# STORED DATA
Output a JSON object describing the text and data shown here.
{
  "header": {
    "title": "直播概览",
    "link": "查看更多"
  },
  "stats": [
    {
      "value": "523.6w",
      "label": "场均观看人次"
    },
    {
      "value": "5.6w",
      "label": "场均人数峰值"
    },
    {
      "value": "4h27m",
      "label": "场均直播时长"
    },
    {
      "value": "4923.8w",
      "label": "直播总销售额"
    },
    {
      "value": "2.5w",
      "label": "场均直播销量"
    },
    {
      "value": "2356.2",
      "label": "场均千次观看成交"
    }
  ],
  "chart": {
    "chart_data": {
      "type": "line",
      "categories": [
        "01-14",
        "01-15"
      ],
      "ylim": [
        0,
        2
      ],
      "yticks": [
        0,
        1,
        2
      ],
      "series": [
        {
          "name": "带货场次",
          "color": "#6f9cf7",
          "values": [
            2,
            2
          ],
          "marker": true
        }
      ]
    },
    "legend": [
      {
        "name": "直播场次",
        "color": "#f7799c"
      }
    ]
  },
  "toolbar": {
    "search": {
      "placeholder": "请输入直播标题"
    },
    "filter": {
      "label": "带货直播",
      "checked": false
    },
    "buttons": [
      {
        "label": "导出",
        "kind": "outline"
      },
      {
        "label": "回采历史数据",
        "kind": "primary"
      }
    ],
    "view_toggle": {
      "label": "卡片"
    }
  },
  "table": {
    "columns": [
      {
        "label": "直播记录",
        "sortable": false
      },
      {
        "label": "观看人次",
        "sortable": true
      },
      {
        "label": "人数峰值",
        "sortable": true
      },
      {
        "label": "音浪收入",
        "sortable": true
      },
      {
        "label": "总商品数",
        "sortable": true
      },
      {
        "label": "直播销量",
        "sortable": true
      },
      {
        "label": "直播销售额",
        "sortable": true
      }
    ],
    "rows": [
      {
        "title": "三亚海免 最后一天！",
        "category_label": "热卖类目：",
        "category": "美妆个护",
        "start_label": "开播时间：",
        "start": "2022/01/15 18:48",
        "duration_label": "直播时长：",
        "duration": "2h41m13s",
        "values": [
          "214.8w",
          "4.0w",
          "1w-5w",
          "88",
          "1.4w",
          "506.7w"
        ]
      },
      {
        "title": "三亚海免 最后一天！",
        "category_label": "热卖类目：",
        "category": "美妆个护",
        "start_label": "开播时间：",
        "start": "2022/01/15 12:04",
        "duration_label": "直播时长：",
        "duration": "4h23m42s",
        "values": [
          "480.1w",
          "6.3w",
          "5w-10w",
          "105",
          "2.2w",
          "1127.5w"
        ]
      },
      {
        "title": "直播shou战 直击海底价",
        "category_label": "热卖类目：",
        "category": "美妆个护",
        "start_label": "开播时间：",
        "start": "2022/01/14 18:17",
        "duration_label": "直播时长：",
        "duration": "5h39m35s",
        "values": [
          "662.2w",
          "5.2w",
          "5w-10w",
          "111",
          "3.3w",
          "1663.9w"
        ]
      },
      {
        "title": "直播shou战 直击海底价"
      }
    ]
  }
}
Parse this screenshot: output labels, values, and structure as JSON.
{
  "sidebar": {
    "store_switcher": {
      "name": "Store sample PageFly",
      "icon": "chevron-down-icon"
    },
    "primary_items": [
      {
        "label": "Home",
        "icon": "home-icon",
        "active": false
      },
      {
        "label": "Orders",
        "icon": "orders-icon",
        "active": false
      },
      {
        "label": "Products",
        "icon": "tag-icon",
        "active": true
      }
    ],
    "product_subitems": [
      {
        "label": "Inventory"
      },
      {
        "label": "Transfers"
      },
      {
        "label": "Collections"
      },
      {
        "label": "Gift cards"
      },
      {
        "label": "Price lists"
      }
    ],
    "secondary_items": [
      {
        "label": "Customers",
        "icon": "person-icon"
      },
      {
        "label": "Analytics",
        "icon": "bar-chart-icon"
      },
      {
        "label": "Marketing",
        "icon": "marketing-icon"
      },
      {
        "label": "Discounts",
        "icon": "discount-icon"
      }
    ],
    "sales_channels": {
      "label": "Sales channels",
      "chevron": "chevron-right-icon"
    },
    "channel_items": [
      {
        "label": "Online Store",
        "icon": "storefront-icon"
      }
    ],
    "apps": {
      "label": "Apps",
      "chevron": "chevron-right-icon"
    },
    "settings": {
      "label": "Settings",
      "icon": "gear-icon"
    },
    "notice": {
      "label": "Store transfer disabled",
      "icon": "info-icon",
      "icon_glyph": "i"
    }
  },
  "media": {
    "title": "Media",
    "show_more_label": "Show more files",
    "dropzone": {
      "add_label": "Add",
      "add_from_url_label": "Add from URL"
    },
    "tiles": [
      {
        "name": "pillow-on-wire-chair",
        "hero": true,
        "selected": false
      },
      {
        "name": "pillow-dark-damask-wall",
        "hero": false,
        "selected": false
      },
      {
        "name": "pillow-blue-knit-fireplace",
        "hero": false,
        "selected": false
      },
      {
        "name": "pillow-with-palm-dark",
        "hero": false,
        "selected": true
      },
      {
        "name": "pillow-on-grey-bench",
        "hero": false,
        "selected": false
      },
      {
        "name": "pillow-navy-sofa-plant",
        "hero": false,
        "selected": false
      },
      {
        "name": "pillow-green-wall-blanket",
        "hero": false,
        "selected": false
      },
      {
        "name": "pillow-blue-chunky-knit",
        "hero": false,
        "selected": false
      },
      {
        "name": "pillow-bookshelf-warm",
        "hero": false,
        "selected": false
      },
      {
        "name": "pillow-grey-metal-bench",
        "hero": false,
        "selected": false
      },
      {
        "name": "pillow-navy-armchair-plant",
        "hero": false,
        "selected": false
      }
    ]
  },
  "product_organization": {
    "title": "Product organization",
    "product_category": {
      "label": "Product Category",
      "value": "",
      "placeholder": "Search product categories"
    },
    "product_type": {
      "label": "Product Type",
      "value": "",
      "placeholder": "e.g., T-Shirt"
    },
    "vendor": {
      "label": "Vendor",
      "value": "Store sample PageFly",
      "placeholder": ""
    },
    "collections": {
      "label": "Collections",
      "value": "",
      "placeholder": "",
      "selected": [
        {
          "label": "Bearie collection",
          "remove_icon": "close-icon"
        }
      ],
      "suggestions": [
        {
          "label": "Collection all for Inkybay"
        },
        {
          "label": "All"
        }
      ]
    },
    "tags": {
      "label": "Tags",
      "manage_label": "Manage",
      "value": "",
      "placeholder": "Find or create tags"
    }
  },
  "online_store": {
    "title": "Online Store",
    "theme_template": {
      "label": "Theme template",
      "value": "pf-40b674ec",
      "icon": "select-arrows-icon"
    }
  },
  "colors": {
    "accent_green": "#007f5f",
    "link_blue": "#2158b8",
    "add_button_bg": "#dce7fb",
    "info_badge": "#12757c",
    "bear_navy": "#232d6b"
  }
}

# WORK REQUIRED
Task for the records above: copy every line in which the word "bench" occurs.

# TASK OUTPUT
        "name": "pillow-on-grey-bench",
        "name": "pillow-grey-metal-bench",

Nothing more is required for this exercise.